When one is investigating a search problem, one typically needs to balance exploration (searching prospectively for additional solutions) and exploitation (locally refining good known solutions). Historically when managing my own decisions I’ve largely been pushing exploitation for quite some time. I first discovered an interest in mathematics when I was around six; while this isn’t quite computer science or software engineering, that was near-by. I started programming at 15, and when choosing my degree looked at CS which I felt balanced my interests, skills and prospects well. When I was at university, I had the aforementioned monomaniac episode; since then I’ve branched out a little.
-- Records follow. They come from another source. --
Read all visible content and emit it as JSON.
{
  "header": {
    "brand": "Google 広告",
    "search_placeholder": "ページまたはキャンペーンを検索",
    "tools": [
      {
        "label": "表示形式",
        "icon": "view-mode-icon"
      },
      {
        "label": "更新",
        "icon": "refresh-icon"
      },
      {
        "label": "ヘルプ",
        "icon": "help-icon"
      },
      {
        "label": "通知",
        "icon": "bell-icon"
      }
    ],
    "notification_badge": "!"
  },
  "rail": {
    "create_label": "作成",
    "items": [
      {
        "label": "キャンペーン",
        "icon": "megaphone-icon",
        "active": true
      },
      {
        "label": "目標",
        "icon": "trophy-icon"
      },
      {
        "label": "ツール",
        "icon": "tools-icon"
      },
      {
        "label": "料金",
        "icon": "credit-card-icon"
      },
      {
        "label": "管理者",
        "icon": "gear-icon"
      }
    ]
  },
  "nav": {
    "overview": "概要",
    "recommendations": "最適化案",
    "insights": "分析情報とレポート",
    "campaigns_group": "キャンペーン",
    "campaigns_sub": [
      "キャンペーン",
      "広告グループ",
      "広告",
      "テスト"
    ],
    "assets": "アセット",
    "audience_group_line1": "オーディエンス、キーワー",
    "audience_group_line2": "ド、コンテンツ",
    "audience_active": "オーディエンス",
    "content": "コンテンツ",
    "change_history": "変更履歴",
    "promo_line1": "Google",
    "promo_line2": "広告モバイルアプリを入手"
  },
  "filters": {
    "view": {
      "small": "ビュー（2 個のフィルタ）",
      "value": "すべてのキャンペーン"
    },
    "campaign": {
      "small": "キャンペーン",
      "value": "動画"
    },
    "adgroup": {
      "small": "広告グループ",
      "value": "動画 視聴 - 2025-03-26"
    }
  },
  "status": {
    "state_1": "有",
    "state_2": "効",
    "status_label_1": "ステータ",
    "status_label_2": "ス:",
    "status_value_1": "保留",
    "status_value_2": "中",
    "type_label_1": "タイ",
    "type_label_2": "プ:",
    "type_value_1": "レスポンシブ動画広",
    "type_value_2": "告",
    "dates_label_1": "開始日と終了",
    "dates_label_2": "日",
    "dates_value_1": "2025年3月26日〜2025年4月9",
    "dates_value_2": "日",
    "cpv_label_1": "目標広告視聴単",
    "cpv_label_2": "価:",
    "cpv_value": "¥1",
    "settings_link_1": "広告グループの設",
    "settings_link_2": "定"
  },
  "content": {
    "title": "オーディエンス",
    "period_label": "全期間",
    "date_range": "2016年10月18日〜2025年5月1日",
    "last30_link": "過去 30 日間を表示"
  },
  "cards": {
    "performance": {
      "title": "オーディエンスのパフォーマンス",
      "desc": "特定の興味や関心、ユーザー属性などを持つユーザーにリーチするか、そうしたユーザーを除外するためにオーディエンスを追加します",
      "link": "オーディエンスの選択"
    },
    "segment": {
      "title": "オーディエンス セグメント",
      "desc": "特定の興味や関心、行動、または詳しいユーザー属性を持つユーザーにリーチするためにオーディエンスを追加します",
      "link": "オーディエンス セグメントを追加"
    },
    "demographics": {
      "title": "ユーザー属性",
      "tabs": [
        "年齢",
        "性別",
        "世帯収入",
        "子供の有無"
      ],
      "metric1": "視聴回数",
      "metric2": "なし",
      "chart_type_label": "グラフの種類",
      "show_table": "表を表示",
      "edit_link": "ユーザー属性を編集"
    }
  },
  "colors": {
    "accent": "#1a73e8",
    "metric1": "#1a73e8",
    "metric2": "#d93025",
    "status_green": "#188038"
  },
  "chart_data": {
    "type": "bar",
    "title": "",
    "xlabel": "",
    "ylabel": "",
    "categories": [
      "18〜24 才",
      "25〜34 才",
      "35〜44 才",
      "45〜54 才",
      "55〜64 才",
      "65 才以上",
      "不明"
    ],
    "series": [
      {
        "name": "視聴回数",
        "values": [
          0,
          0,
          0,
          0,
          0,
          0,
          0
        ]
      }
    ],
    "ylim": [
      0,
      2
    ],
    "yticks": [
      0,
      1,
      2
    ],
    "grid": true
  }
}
I’ve been behind the times (the song was released in 2017, apparently), but I’ve been listening to Meant to Be (Bebe Rexha and Florida Georgia Line) a fair bit this quarter. I don’t particularly enjoy the vocals in the original, but it’s been covered well; this one is better polished, while this one has the approach I go for when I try to sing it!
It’s enjoyable for me to (try to) sing along to, including the high vocal line in the chorus; it quickly becomes a question of hitting the tenor Bb4 repeatedly. Listening to the song certainly does make me thing of search space exploration problems, specifically genetic/evolutionary algorithms. The lyrics in the chorus sound very much like evaluating a fitness function on a candidate solution and then deciding whether to accept it:
So won’t you ride with me, ride with me?
See where this thing goes?
If it’s meant to be, it’ll be, it’ll be; baby if it’s meant to be.
The first verse has elements of not being too pressured with exploitation as well, and thematically echoes bits of Good Things Come To Those Who Wait which I looked at last quarter. The second verse reflects a degree of caution after being burned by poor approaches in the past. As I plan for what I might want to try to achieve (God willing) on a timescale of months or years, it’s important to not index too heavily on past experiences or initial reads of how a given path may turn out.